Task –
Once you find the line that contains "Extract the structured", write out that line and every line after it to the end of the records, exactly and with nothing else.
Content starts
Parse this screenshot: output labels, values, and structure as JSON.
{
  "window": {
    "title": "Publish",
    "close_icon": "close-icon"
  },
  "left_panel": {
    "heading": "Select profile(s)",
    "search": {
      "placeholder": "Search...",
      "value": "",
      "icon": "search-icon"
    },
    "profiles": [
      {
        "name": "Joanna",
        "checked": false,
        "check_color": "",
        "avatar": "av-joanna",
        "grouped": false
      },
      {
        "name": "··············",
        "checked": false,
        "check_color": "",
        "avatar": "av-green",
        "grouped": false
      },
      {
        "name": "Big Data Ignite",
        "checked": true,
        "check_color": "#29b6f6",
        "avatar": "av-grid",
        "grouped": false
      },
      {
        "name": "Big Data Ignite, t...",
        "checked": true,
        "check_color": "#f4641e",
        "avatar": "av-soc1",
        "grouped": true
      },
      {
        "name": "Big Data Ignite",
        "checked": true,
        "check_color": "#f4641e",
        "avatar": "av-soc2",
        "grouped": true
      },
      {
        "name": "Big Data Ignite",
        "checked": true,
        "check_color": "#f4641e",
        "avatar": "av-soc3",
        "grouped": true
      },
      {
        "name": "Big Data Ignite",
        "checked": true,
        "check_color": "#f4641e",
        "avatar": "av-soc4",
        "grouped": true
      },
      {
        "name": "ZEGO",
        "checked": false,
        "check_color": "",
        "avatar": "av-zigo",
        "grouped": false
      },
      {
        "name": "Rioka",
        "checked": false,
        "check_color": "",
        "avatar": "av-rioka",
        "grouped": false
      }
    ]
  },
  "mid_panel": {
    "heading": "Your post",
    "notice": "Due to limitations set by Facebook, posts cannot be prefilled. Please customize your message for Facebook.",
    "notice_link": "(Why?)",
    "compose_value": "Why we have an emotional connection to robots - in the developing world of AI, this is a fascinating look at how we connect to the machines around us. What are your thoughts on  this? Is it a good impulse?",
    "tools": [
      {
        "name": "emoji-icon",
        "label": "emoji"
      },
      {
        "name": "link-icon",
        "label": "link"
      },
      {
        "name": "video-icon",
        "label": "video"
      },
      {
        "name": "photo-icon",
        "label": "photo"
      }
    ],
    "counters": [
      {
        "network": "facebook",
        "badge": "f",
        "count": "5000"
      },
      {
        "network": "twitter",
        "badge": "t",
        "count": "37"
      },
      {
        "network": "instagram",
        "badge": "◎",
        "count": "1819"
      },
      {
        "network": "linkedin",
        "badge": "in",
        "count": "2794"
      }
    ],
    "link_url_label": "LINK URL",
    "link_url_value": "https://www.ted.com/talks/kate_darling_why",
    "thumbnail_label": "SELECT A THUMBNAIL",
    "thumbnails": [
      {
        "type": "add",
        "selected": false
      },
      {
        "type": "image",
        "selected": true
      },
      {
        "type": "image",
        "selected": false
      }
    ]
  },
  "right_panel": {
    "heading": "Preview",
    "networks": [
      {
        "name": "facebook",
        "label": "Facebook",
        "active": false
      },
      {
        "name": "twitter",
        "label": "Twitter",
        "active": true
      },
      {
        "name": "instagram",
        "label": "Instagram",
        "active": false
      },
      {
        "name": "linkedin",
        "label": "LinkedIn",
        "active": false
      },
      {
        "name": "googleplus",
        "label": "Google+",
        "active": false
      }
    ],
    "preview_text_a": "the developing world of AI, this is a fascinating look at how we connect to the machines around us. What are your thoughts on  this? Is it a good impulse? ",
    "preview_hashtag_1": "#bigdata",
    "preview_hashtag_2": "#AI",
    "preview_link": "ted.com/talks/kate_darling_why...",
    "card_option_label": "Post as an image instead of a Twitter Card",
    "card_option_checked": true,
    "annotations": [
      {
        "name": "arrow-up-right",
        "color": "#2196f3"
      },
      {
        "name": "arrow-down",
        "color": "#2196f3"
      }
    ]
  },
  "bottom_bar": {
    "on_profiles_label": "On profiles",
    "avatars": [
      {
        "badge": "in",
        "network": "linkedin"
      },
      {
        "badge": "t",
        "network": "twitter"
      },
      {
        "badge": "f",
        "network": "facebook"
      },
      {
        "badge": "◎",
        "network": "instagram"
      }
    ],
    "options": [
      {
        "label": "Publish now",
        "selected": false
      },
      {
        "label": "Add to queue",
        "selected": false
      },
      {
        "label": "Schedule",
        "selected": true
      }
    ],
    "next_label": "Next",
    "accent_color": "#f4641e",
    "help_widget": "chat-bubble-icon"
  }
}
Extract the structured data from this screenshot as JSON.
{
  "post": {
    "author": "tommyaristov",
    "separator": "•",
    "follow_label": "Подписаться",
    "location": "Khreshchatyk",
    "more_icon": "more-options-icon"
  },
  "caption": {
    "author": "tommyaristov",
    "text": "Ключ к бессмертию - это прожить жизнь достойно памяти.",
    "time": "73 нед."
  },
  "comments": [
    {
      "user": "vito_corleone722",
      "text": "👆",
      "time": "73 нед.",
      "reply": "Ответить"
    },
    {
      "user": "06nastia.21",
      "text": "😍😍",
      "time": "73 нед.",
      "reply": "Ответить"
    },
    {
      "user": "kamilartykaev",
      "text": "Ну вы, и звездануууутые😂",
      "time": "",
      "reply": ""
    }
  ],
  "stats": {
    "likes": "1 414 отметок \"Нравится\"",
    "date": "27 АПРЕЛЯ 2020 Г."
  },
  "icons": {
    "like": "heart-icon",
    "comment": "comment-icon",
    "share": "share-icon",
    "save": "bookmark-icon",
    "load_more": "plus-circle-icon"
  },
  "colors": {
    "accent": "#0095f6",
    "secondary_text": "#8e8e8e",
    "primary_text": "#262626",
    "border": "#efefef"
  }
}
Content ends
Expected answer –
Extract the structured data from this screenshot as JSON.
{
  "post": {
    "author": "tommyaristov",
    "separator": "•",
    "follow_label": "Подписаться",
    "location": "Khreshchatyk",
    "more_icon": "more-options-icon"
  },
  "caption": {
    "author": "tommyaristov",
    "text": "Ключ к бессмертию - это прожить жизнь достойно памяти.",
    "time": "73 нед."
  },
  "comments": [
    {
      "user": "vito_corleone722",
      "text": "👆",
      "time": "73 нед.",
      "reply": "Ответить"
    },
    {
      "user": "06nastia.21",
      "text": "😍😍",
      "time": "73 нед.",
      "reply": "Ответить"
    },
    {
      "user": "kamilartykaev",
      "text": "Ну вы, и звездануууутые😂",
      "time": "",
      "reply": ""
    }
  ],
  "stats": {
    "likes": "1 414 отметок \"Нравится\"",
    "date": "27 АПРЕЛЯ 2020 Г."
  },
  "icons": {
    "like": "heart-icon",
    "comment": "comment-icon",
    "share": "share-icon",
    "save": "bookmark-icon",
    "load_more": "plus-circle-icon"
  },
  "colors": {
    "accent": "#0095f6",
    "secondary_text": "#8e8e8e",
    "primary_text": "#262626",
    "border": "#efefef"
  }
}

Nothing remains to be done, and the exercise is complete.